▶ [Dataset]:
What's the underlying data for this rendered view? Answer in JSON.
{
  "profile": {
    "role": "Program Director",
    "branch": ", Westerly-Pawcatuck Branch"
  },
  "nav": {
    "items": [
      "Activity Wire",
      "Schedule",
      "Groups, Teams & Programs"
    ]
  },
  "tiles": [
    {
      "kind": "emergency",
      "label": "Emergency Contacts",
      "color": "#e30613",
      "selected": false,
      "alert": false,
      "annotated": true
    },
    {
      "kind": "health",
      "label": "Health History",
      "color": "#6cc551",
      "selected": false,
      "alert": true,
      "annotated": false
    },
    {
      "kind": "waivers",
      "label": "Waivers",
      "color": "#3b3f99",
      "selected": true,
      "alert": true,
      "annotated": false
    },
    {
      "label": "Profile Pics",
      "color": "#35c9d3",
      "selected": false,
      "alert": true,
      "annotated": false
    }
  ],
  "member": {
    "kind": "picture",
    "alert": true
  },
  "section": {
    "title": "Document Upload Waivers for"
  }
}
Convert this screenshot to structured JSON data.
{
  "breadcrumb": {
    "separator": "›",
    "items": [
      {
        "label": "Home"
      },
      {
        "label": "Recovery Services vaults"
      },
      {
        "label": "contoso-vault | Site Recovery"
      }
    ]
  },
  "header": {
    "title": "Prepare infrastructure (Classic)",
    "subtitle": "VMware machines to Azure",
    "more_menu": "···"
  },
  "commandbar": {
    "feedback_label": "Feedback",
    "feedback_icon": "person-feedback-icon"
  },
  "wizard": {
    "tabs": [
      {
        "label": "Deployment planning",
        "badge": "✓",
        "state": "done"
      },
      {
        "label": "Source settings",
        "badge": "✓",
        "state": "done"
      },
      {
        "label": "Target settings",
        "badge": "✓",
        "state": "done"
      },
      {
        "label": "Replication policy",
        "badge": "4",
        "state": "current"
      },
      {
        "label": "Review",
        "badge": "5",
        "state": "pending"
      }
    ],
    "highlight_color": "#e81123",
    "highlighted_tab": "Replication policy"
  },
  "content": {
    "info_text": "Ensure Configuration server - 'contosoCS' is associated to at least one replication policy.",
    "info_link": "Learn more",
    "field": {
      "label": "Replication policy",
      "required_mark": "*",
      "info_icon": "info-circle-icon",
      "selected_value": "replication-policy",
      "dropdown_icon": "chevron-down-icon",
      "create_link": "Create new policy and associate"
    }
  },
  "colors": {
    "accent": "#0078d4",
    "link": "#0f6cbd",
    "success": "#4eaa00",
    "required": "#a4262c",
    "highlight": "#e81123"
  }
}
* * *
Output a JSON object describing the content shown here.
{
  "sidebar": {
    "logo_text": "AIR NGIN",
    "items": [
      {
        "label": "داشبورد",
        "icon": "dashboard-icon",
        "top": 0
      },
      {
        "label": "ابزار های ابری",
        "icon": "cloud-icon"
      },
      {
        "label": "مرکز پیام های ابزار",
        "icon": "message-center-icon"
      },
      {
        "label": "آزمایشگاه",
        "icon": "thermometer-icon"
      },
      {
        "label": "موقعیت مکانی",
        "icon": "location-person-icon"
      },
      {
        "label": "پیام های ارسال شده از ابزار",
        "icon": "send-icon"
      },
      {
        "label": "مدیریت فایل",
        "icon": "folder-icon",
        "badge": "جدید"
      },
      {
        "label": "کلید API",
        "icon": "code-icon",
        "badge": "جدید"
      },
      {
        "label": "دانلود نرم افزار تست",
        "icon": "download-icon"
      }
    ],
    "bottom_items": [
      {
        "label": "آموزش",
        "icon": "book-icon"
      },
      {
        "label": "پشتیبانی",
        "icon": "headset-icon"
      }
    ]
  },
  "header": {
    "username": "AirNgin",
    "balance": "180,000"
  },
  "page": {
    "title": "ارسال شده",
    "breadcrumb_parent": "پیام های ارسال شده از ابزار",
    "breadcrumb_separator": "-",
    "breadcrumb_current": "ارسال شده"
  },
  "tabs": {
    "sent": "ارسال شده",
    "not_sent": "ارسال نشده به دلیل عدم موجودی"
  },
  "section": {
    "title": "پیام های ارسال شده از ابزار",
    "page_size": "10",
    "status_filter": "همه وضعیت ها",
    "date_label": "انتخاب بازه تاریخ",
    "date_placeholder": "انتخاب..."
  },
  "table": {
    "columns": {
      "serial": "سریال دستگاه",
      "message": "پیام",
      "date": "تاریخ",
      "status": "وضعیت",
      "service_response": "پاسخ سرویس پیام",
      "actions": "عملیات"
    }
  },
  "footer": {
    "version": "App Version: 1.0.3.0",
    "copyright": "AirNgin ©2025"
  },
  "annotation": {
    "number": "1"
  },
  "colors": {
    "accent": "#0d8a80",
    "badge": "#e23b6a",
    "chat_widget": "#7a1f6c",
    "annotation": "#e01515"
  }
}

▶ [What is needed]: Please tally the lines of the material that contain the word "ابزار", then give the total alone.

▶ [Problem solution]: 5